The Sundays of my childhood always started with the sound of a slow simmer emanating from the kitchen, followed by the fragrance of garlic and onion sweating in my mother’s giant frying pan. Soon, savory smells of basil and oregano were added to the mix, permeating the air with deliciousness no one could deny.
The sabbath was for sauce, an Italian-American tradition—don’t be fooled by my surname; my mother was a Scaletta. Family recipes are handed down through generations, and my nana’s recipe lands somewhere on the spectrum between Bolognese and marinara, with homemade meatballs and links of sausage added to the tomato and herb blend for a robust, complex flavor.
While I’ve learned how to prepare my family’s sauce—some call it “gravy,” but we don’t—sometimes the two-hour prep process and the six hours of simmering is just too long to wait for a heaping plate of penne.

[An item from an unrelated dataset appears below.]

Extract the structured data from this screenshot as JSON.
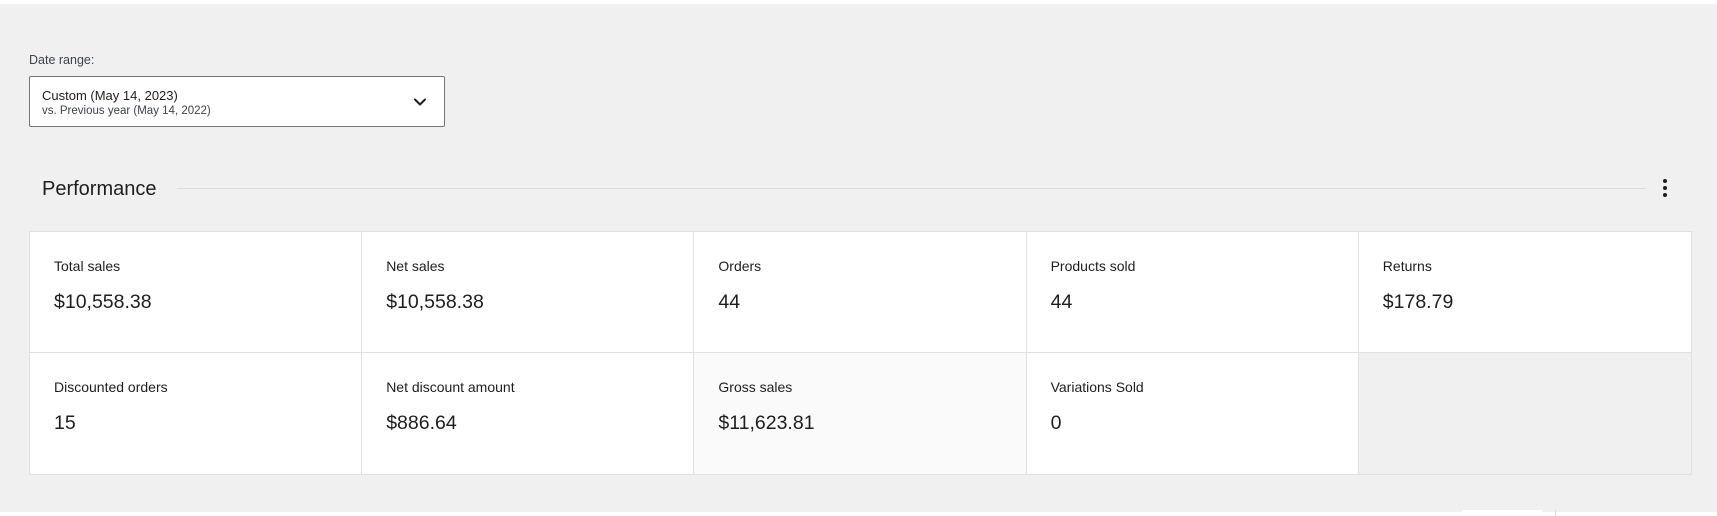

So my sister and I hit the road, sampling sauce at Italian restaurants across the Valley.
First up was Ferraro’s (4480 Paradise Road, 702-364-5300), where not only is the sauce made fresh, but the pasta, too. My mom joined us to sample as much as we could from the happy-hour menu. The gnocchi tasted just like my Great Aunt Mae’s, perfectly dense dumplings with the right amount of chew. The pomodoro sauce was delicious, but my family is much more heavy-handed with “the greens”—basically, I wanted more basil. Ferraro’s bucatini Bolognese and spaghetti are also quite tasty, but it was the meatball appetizer that tickled my taste buds the most, spheres of beef, veal and pork with bold and flavorful sauce. This tasted like Sunday.
My sister suggested we dine next at Casa di Amore (2850 E. Tropicana Ave., 702-433-4967), a classic joint known as much for its food as its old-school ambiance. I went rogue and ordered lasagna, a fantastic decision because Casa’s tasted exactly like Mom’s—the perfect ratio of ricotta to ground meat and flat noodles, all swimming in a meat sauce so delicious I almost asked for more. This didn’t taste like Sunday—this tasted like Christmas.
One local favorite I couldn’t pass up is the Bootlegger (7700 Las Vegas Blvd. S., 702-736-4939). Its owner, former Lt. Gov. Lorraine Hunt-Bono, is actually a distant relative through marriage. Would her family’s recipe taste like mine? I had to find out. I again decided on lasagna and my sister went for spaghetti and meatballs, all delicious, but what spoke to me was the tomato-basil dip, a perfect marriage of tangy tomatoes and a generous sprinkling of my favorite fresh herb. Add a few cuts of meat to the mix and this is my family’s dish.
While none of these extraordinary eateries did my family’s sauce spot-on, I’m grateful I discovered dishes that remind me of my relatives and their transcendent cuisine. The hunt is long from over—I hear Rao’s Sunday gravy might be exactly what I’m looking for—but for now I’ll spend a few more Sundays at work in my kitchen. It’s hardly anything to complain about. Who’s coming for leftovers?